_Website and app data records_

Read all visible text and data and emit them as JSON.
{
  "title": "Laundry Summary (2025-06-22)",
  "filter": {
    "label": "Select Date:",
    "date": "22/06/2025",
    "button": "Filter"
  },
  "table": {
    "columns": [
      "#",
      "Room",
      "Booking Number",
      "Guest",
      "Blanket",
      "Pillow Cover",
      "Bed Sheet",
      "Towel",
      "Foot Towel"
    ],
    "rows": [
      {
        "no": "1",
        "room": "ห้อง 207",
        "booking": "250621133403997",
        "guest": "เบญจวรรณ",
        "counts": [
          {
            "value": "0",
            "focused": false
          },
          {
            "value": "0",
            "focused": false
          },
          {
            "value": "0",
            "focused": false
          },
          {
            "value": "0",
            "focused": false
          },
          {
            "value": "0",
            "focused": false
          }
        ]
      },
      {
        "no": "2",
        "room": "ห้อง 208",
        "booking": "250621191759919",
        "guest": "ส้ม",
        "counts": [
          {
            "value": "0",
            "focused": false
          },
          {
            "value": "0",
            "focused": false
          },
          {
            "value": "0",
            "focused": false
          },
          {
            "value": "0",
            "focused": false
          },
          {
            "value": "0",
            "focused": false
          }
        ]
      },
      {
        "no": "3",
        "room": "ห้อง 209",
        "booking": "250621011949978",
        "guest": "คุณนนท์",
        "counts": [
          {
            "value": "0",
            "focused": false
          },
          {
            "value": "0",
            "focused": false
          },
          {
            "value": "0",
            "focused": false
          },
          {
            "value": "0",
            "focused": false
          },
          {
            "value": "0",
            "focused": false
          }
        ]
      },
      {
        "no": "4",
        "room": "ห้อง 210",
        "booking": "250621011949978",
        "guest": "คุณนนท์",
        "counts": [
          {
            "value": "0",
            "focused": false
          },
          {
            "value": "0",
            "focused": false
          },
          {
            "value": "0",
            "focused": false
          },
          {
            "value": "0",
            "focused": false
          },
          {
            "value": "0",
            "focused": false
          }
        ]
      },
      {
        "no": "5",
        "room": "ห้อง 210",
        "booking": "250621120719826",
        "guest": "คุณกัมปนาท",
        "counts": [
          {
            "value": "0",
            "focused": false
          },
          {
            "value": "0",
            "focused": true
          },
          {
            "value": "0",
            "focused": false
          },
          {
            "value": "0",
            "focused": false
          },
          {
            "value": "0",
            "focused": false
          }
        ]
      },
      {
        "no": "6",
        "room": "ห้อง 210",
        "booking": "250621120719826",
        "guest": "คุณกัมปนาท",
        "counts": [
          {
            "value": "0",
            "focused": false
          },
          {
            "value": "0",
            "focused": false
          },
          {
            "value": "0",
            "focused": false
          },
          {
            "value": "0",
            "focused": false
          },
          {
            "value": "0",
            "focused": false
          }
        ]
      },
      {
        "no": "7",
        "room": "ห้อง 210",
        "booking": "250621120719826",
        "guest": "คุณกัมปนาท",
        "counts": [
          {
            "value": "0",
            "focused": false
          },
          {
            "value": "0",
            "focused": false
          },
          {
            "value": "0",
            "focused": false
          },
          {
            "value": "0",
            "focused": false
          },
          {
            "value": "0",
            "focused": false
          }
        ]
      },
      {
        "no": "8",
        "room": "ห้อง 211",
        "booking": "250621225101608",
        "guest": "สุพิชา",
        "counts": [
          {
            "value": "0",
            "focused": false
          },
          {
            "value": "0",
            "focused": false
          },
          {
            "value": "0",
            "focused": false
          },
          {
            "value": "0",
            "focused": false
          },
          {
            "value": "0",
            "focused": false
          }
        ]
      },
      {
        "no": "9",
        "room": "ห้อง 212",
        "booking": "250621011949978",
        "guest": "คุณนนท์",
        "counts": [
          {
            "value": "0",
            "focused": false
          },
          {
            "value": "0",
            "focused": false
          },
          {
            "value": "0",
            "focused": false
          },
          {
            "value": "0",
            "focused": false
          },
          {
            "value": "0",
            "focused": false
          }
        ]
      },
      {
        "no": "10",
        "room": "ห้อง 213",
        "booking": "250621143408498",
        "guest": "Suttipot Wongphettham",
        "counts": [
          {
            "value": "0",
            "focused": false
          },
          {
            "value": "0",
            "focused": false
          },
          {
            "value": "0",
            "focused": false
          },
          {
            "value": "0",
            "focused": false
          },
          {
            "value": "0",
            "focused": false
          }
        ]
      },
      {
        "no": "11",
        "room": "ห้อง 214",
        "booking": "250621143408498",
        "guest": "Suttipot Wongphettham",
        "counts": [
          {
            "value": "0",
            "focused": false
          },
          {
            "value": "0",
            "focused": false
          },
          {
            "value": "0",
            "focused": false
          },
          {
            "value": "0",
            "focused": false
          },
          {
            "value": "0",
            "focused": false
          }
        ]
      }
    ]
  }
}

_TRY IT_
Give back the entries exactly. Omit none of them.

_OUTPUT FOR THIS TASK_
Read all visible text and data and emit them as JSON.
{
  "title": "Laundry Summary (2025-06-22)",
  "filter": {
    "label": "Select Date:",
    "date": "22/06/2025",
    "button": "Filter"
  },
  "table": {
    "columns": [
      "#",
      "Room",
      "Booking Number",
      "Guest",
      "Blanket",
      "Pillow Cover",
      "Bed Sheet",
      "Towel",
      "Foot Towel"
    ],
    "rows": [
      {
        "no": "1",
        "room": "ห้อง 207",
        "booking": "250621133403997",
        "guest": "เบญจวรรณ",
        "counts": [
          {
            "value": "0",
            "focused": false
          },
          {
            "value": "0",
            "focused": false
          },
          {
            "value": "0",
            "focused": false
          },
          {
            "value": "0",
            "focused": false
          },
          {
            "value": "0",
            "focused": false
          }
        ]
      },
      {
        "no": "2",
        "room": "ห้อง 208",
        "booking": "250621191759919",
        "guest": "ส้ม",
        "counts": [
          {
            "value": "0",
            "focused": false
          },
          {
            "value": "0",
            "focused": false
          },
          {
            "value": "0",
            "focused": false
          },
          {
            "value": "0",
            "focused": false
          },
          {
            "value": "0",
            "focused": false
          }
        ]
      },
      {
        "no": "3",
        "room": "ห้อง 209",
        "booking": "250621011949978",
        "guest": "คุณนนท์",
        "counts": [
          {
            "value": "0",
            "focused": false
          },
          {
            "value": "0",
            "focused": false
          },
          {
            "value": "0",
            "focused": false
          },
          {
            "value": "0",
            "focused": false
          },
          {
            "value": "0",
            "focused": false
          }
        ]
      },
      {
        "no": "4",
        "room": "ห้อง 210",
        "booking": "250621011949978",
        "guest": "คุณนนท์",
        "counts": [
          {
            "value": "0",
            "focused": false
          },
          {
            "value": "0",
            "focused": false
          },
          {
            "value": "0",
            "focused": false
          },
          {
            "value": "0",
            "focused": false
          },
          {
            "value": "0",
            "focused": false
          }
        ]
      },
      {
        "no": "5",
        "room": "ห้อง 210",
        "booking": "250621120719826",
        "guest": "คุณกัมปนาท",
        "counts": [
          {
            "value": "0",
            "focused": false
          },
          {
            "value": "0",
            "focused": true
          },
          {
            "value": "0",
            "focused": false
          },
          {
            "value": "0",
            "focused": false
          },
          {
            "value": "0",
            "focused": false
          }
        ]
      },
      {
        "no": "6",
        "room": "ห้อง 210",
        "booking": "250621120719826",
        "guest": "คุณกัมปนาท",
        "counts": [
          {
            "value": "0",
            "focused": false
          },
          {
            "value": "0",
            "focused": false
          },
          {
            "value": "0",
            "focused": false
          },
          {
            "value": "0",
            "focused": false
          },
          {
            "value": "0",
            "focused": false
          }
        ]
      },
      {
        "no": "7",
        "room": "ห้อง 210",
        "booking": "250621120719826",
        "guest": "คุณกัมปนาท",
        "counts": [
          {
            "value": "0",
            "focused": false
          },
          {
            "value": "0",
            "focused": false
          },
          {
            "value": "0",
            "focused": false
          },
          {
            "value": "0",
            "focused": false
          },
          {
            "value": "0",
            "focused": false
          }
        ]
      },
      {
        "no": "8",
        "room": "ห้อง 211",
        "booking": "250621225101608",
        "guest": "สุพิชา",
        "counts": [
          {
            "value": "0",
            "focused": false
          },
          {
            "value": "0",
            "focused": false
          },
          {
            "value": "0",
            "focused": false
          },
          {
            "value": "0",
            "focused": false
          },
          {
            "value": "0",
            "focused": false
          }
        ]
      },
      {
        "no": "9",
        "room": "ห้อง 212",
        "booking": "250621011949978",
        "guest": "คุณนนท์",
        "counts": [
          {
            "value": "0",
            "focused": false
          },
          {
            "value": "0",
            "focused": false
          },
          {
            "value": "0",
            "focused": false
          },
          {
            "value": "0",
            "focused": false
          },
          {
            "value": "0",
            "focused": false
          }
        ]
      },
      {
        "no": "10",
        "room": "ห้อง 213",
        "booking": "250621143408498",
        "guest": "Suttipot Wongphettham",
        "counts": [
          {
            "value": "0",
            "focused": false
          },
          {
            "value": "0",
            "focused": false
          },
          {
            "value": "0",
            "focused": false
          },
          {
            "value": "0",
            "focused": false
          },
          {
            "value": "0",
            "focused": false
          }
        ]
      },
      {
        "no": "11",
        "room": "ห้อง 214",
        "booking": "250621143408498",
        "guest": "Suttipot Wongphettham",
        "counts": [
          {
            "value": "0",
            "focused": false
          },
          {
            "value": "0",
            "focused": false
          },
          {
            "value": "0",
            "focused": false
          },
          {
            "value": "0",
            "focused": false
          },
          {
            "value": "0",
            "focused": false
          }
        ]
      }
    ]
  }
}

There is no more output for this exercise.